Problem requirements:
Please repeat the entries exactly as they appear and omit any images.

(Records from a collection)
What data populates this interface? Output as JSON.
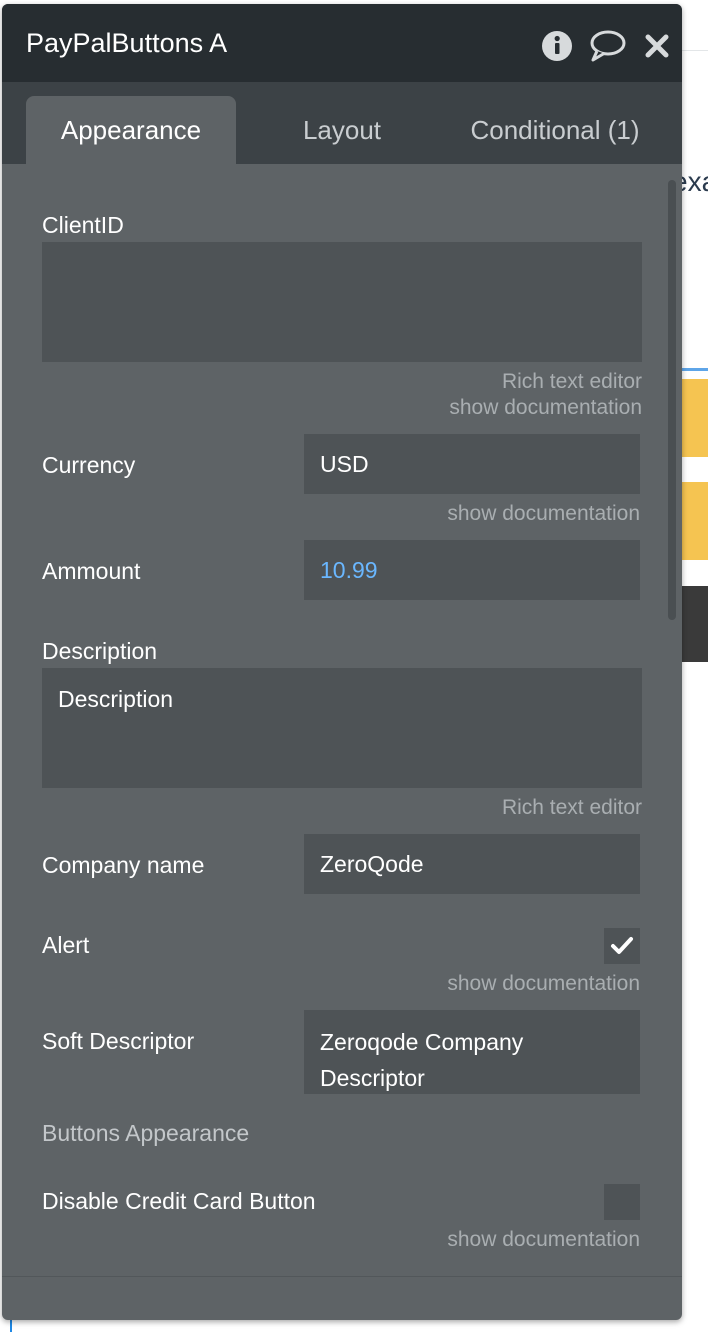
{
  "background": {
    "partial_text": "exa",
    "accent_colors": [
      "#f5c451",
      "#3a3a3a"
    ]
  },
  "panel": {
    "title": "PayPalButtons A",
    "icons": [
      "info-icon",
      "comment-icon",
      "close-icon"
    ]
  },
  "tabs": [
    {
      "label": "Appearance",
      "active": true
    },
    {
      "label": "Layout",
      "active": false
    },
    {
      "label": "Conditional (1)",
      "active": false
    }
  ],
  "fields": {
    "client_id": {
      "label": "ClientID",
      "value": "",
      "helper_rich": "Rich text editor",
      "helper_doc": "show documentation"
    },
    "currency": {
      "label": "Currency",
      "value": "USD",
      "helper_doc": "show documentation"
    },
    "amount": {
      "label": "Ammount",
      "value": "10.99"
    },
    "description": {
      "label": "Description",
      "value": "Description",
      "helper_rich": "Rich text editor"
    },
    "company_name": {
      "label": "Company name",
      "value": "ZeroQode"
    },
    "alert": {
      "label": "Alert",
      "checked": true,
      "helper_doc": "show documentation"
    },
    "soft_descriptor": {
      "label": "Soft Descriptor",
      "value_line1": "Zeroqode Company",
      "value_line2": "Descriptor"
    }
  },
  "section": {
    "buttons_appearance": "Buttons Appearance"
  },
  "disable_credit_card": {
    "label": "Disable Credit Card Button",
    "checked": false,
    "helper_doc": "show documentation"
  },
  "colors": {
    "titlebar": "#272d31",
    "tabbar": "#3c4246",
    "panel": "#5e6366",
    "field": "#4e5356",
    "dynamic_value": "#6ab7ff"
  }
}
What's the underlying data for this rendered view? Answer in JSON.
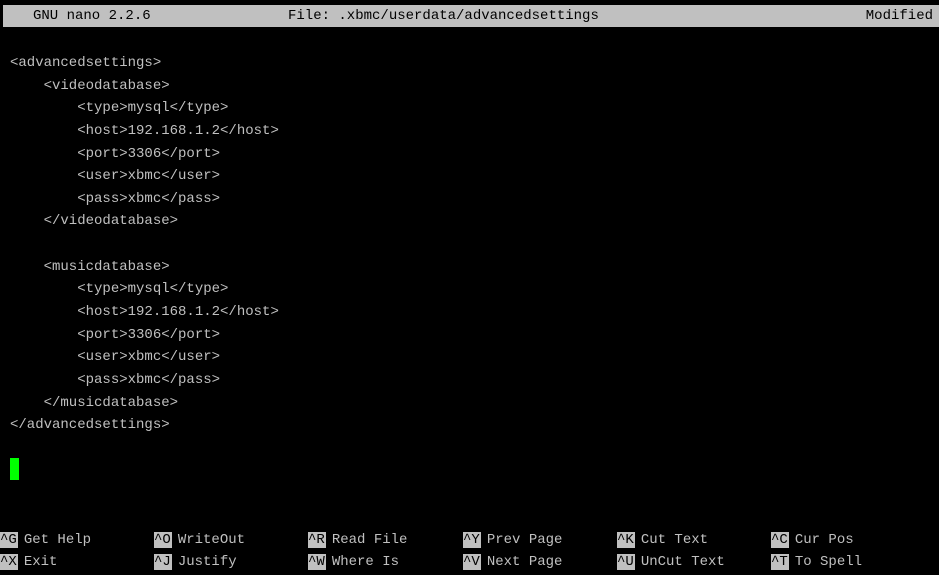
{
  "titlebar": {
    "app": "GNU nano 2.2.6",
    "file": "File: .xbmc/userdata/advancedsettings",
    "status": "Modified"
  },
  "editor": {
    "lines": [
      "<advancedsettings>",
      "    <videodatabase>",
      "        <type>mysql</type>",
      "        <host>192.168.1.2</host>",
      "        <port>3306</port>",
      "        <user>xbmc</user>",
      "        <pass>xbmc</pass>",
      "    </videodatabase>",
      "",
      "    <musicdatabase>",
      "        <type>mysql</type>",
      "        <host>192.168.1.2</host>",
      "        <port>3306</port>",
      "        <user>xbmc</user>",
      "        <pass>xbmc</pass>",
      "    </musicdatabase>",
      "</advancedsettings>"
    ]
  },
  "shortcuts": {
    "row1": [
      {
        "key": "^G",
        "label": "Get Help"
      },
      {
        "key": "^O",
        "label": "WriteOut"
      },
      {
        "key": "^R",
        "label": "Read File"
      },
      {
        "key": "^Y",
        "label": "Prev Page"
      },
      {
        "key": "^K",
        "label": "Cut Text"
      },
      {
        "key": "^C",
        "label": "Cur Pos"
      }
    ],
    "row2": [
      {
        "key": "^X",
        "label": "Exit"
      },
      {
        "key": "^J",
        "label": "Justify"
      },
      {
        "key": "^W",
        "label": "Where Is"
      },
      {
        "key": "^V",
        "label": "Next Page"
      },
      {
        "key": "^U",
        "label": "UnCut Text"
      },
      {
        "key": "^T",
        "label": "To Spell"
      }
    ]
  },
  "colors": {
    "background": "#000000",
    "text": "#c0c0c0",
    "inverse_bg": "#c0c0c0",
    "cursor": "#00ff00"
  }
}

Output for this task:
What data populates this interface? Output as JSON.
{
  "background": {
    "partial_text": "exa",
    "accent_colors": [
      "#f5c451",
      "#3a3a3a"
    ]
  },
  "panel": {
    "title": "PayPalButtons A",
    "icons": [
      "info-icon",
      "comment-icon",
      "close-icon"
    ]
  },
  "tabs": [
    {
      "label": "Appearance",
      "active": true
    },
    {
      "label": "Layout",
      "active": false
    },
    {
      "label": "Conditional (1)",
      "active": false
    }
  ],
  "fields": {
    "client_id": {
      "label": "ClientID",
      "value": "",
      "helper_rich": "Rich text editor",
      "helper_doc": "show documentation"
    },
    "currency": {
      "label": "Currency",
      "value": "USD",
      "helper_doc": "show documentation"
    },
    "amount": {
      "label": "Ammount",
      "value": "10.99"
    },
    "description": {
      "label": "Description",
      "value": "Description",
      "helper_rich": "Rich text editor"
    },
    "company_name": {
      "label": "Company name",
      "value": "ZeroQode"
    },
    "alert": {
      "label": "Alert",
      "checked": true,
      "helper_doc": "show documentation"
    },
    "soft_descriptor": {
      "label": "Soft Descriptor",
      "value_line1": "Zeroqode Company",
      "value_line2": "Descriptor"
    }
  },
  "section": {
    "buttons_appearance": "Buttons Appearance"
  },
  "disable_credit_card": {
    "label": "Disable Credit Card Button",
    "checked": false,
    "helper_doc": "show documentation"
  },
  "colors": {
    "titlebar": "#272d31",
    "tabbar": "#3c4246",
    "panel": "#5e6366",
    "field": "#4e5356",
    "dynamic_value": "#6ab7ff"
  }
}
What's the underlying data for this rendered view? Answer in JSON.
{
  "titlebar": {
    "app": "GNU nano 2.2.6",
    "file": "File: .xbmc/userdata/advancedsettings",
    "status": "Modified"
  },
  "editor": {
    "lines": [
      "<advancedsettings>",
      "    <videodatabase>",
      "        <type>mysql</type>",
      "        <host>192.168.1.2</host>",
      "        <port>3306</port>",
      "        <user>xbmc</user>",
      "        <pass>xbmc</pass>",
      "    </videodatabase>",
      "",
      "    <musicdatabase>",
      "        <type>mysql</type>",
      "        <host>192.168.1.2</host>",
      "        <port>3306</port>",
      "        <user>xbmc</user>",
      "        <pass>xbmc</pass>",
      "    </musicdatabase>",
      "</advancedsettings>"
    ]
  },
  "shortcuts": {
    "row1": [
      {
        "key": "^G",
        "label": "Get Help"
      },
      {
        "key": "^O",
        "label": "WriteOut"
      },
      {
        "key": "^R",
        "label": "Read File"
      },
      {
        "key": "^Y",
        "label": "Prev Page"
      },
      {
        "key": "^K",
        "label": "Cut Text"
      },
      {
        "key": "^C",
        "label": "Cur Pos"
      }
    ],
    "row2": [
      {
        "key": "^X",
        "label": "Exit"
      },
      {
        "key": "^J",
        "label": "Justify"
      },
      {
        "key": "^W",
        "label": "Where Is"
      },
      {
        "key": "^V",
        "label": "Next Page"
      },
      {
        "key": "^U",
        "label": "UnCut Text"
      },
      {
        "key": "^T",
        "label": "To Spell"
      }
    ]
  },
  "colors": {
    "background": "#000000",
    "text": "#c0c0c0",
    "inverse_bg": "#c0c0c0",
    "cursor": "#00ff00"
  }
}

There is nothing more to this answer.